Search term "rest": work out how many lines of the data below contain it, and answer with that number alone.
[[ Provided data, beginning ]]
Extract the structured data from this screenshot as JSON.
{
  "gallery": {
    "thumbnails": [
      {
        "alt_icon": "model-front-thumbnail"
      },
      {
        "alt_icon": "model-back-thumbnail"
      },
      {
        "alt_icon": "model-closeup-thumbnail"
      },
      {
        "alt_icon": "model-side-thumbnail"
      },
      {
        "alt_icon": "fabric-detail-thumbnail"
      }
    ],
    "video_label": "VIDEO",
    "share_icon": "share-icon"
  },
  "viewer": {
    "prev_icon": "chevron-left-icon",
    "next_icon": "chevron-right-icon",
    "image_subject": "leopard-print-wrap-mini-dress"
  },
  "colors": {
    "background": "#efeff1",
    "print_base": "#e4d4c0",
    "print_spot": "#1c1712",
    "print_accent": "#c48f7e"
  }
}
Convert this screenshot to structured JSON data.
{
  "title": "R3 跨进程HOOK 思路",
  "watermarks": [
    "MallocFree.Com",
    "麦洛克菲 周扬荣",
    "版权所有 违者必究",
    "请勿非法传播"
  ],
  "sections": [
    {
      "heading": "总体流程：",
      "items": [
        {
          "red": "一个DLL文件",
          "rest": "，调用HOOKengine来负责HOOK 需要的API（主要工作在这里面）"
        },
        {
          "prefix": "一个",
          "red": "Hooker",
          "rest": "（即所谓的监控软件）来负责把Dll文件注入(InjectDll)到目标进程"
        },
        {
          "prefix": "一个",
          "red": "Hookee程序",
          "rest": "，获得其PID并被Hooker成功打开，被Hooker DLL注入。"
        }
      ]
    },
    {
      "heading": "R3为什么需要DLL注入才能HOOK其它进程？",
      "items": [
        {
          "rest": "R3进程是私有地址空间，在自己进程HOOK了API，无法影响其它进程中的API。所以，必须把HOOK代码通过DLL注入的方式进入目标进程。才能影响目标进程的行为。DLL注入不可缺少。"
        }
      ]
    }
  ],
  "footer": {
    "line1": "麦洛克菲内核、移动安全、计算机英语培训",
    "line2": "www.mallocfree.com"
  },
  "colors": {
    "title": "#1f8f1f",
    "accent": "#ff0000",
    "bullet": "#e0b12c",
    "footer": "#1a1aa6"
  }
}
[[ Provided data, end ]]
### Written reply
4